In case you have not read the introductory article and the article about the first and second strategies, I strongly recommend you to read them so that you can easily connect the dots and understand how cross border payments work. In this article, we will first do some history and see how the situation was before SWIFT, then we will present the major problems that arose and look at the solutions SWIFT offered to address them.
The situation before SWIFT
We saw in the previous article that Banks access payments systems in foreign countries by setting up correspondent relationships and becoming customers of banks in those countries.
As customers, banks have the following basic needs:
- Instruct their correspondents to transfer funds from their account(s) to beneficiaries
- Receive funds on their accounts
- Receive reporting about payment execution
- Receive account statements
- And so on.
Banks and their correspondents must therefore exchange a lot of information. Various means were used in the past for that purpose: Phone, Fax and Telex. These were fairly handy at the start. But with the time, two major problems arose and they were worsened with the fast growing international trade.
First, telex, phone and fax messages are not secure. A fraudster can easily send a message and pretend to be someone else. Or he can just spy on messages carrying confidential information. In the financial world, it is not acceptable and that situation could even slow the development of international trade.
Second, messages received through these channels require a lot of manual work to carry out the payment orders or to process the reporting and account statements. Humans are prone to errors and mistakes. And this results in many delays and rework causing customer unhappiness and increasing the costs.
The major role of SWIFT
SWIFT was created to address these two problems in correspondent banking relationships: security of the message transport and automation for the message processing. The security challenge is met through its network called SWIFTNet and the automation issue is addressed through standardization.
Security is a major pilar in SWIFT success, but remains a concern
SWIFTNet carries financial messages in a highly secure way from one party to another over the network. SWIFT has set up a Public Key Infrastructure (or PKI) since the early days to enable secure communication among its participants. All communication going through SWIFTNet is highly encrypted, so that an external party cannot spy on the message or forge it.
The PKI allows among others the management of digital certificates and public-key encryptions for the member banks and corporations. Before exchanging financial messages, the parties must exchange their certificates or keys. This is done via the Relationship Management Application (RMA) that replaced the Bilateral Key Exchange (BKE) encryption scheme. RMA is also used to manage which message types are permitted in the communication between users of a SWIFT service. The receiver specifies which message types are permitted, and sends this permission data to the sender. The sender checks the message type against the permission data before sending a message to the receiver.
At the beginning, SWIFTNet was used to transport financial messages. Nowadays, SWIFT also provides services for the transfer of high value documents, such as commercial contracts, in a safe and efficient manner around the globe.

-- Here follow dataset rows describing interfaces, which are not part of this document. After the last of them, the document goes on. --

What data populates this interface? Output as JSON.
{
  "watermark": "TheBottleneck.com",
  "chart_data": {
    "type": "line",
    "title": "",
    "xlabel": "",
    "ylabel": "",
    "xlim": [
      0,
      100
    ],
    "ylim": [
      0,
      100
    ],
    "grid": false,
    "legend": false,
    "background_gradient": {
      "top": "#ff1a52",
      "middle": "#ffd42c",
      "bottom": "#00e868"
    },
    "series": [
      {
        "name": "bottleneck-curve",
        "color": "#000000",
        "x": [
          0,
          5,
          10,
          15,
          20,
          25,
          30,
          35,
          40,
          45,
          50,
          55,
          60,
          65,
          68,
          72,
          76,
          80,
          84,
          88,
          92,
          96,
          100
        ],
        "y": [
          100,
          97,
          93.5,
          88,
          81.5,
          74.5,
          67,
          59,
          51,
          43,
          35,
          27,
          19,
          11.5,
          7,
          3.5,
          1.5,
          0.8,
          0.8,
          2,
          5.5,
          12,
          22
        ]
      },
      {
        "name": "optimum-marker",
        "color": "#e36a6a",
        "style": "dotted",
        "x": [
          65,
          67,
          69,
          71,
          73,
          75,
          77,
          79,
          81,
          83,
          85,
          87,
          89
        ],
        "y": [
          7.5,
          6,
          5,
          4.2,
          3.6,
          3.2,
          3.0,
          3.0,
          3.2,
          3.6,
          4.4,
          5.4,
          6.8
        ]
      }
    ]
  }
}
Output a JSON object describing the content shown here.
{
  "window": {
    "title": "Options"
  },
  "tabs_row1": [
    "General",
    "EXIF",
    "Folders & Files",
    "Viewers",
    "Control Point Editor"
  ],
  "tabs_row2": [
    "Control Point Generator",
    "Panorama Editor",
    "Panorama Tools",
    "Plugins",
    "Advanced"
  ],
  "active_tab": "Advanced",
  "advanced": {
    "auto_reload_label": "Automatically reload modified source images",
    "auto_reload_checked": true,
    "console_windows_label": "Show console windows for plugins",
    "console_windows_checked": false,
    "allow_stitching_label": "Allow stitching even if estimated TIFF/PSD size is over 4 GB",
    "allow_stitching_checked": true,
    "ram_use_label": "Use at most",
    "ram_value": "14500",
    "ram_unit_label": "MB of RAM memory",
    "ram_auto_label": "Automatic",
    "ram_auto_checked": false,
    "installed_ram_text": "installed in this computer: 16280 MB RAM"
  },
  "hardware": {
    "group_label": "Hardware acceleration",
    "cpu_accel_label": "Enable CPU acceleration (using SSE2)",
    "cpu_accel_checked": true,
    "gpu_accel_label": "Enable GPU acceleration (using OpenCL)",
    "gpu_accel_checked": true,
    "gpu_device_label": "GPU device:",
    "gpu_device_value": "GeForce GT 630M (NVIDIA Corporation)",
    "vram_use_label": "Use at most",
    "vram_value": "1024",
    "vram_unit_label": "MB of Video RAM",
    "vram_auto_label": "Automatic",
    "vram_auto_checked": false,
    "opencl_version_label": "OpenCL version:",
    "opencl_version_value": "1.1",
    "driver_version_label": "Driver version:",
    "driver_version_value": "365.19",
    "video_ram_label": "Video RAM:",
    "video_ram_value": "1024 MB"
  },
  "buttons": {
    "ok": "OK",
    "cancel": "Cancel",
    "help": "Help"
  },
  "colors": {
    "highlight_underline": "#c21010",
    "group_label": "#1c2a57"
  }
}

Despite all the work and precautions, security remains a major preoccupation of SWIFT today. Fraudsters still find ways to trick banks and people out of their money using very sophisticated means. So it is a constant challenge for SWIFT to keep the network secure. Despite all that, SWIFT remains the world’s leading provider of secure financial messaging services. As of 2016, SWIFT linked more than 11,000 financial institutions in more than 200 countries and territories, who were exchanging an average of over 28 million messages per day (See Highlights 2017 on the SWIFT website).
SWIFT makes automation possible through Standardization
Before SWIFT, payment orders from different countries did not carry the same information and there were a lot of misunderstandings about how to interpret the information. Communication was really difficult. Standards were therefore needed to enhance the communication among banks. A standard is a widely accepted, agreed upon, or established definition of what something should be. SWIFT MT is a Financial Messaging standard, a common language that financial institutions use for the exchanges of financial information with their customers and among themselves.
Standards define the structure and meaning of messages allowing banks to know what to expect in payment orders, reporting and account statements. And even more interesting, computers can “understand” standards since information is transmitted in a harmonized manner. That enables the message processing to be partially or completely automated.
Automation can allow to process payments messages STP (Straight-Through Processing) without human intervention at all. It is faster because the receiver quickly receives the funds, but cheaper as well since no human intervention means less error and less rework.
SWIFT plays a key role in messages standardization in the financial industry. The International Organization for Standardization (ISO) became involved and adopted the SWIFT message standard (MT) as an international standard. And SWIFT is the registration authority for the ISO 20022 standard.
SWIFT transports financial messages, but does not hold accounts for its members and does not perform payment clearing or settlement. In fact, SWIFT stands for Society for Worldwide Interbank Financial Telecommunication. The messaging service is supported by SWIFTNet, the SWIFT global IP-based network for secure and reliable communication.
SWIFT developed a message standard (SWIFT MT) which has been adopted as international standard to help financial institutions to automate messages processing and streamline their processes. SWFT is involved in many standardization initiatives for the financial industry worldwide.
With this brief but important presentation of SWIFT role, we made another important step towards understanding how cross border payments work. But one piece of the puzzle is still missing: the foreign exchange market. What is it? And how do banks use it in cross border payments? You will have the answer to these questions in the next article. Subscribe to the newsletter you will receive a mail when it is available.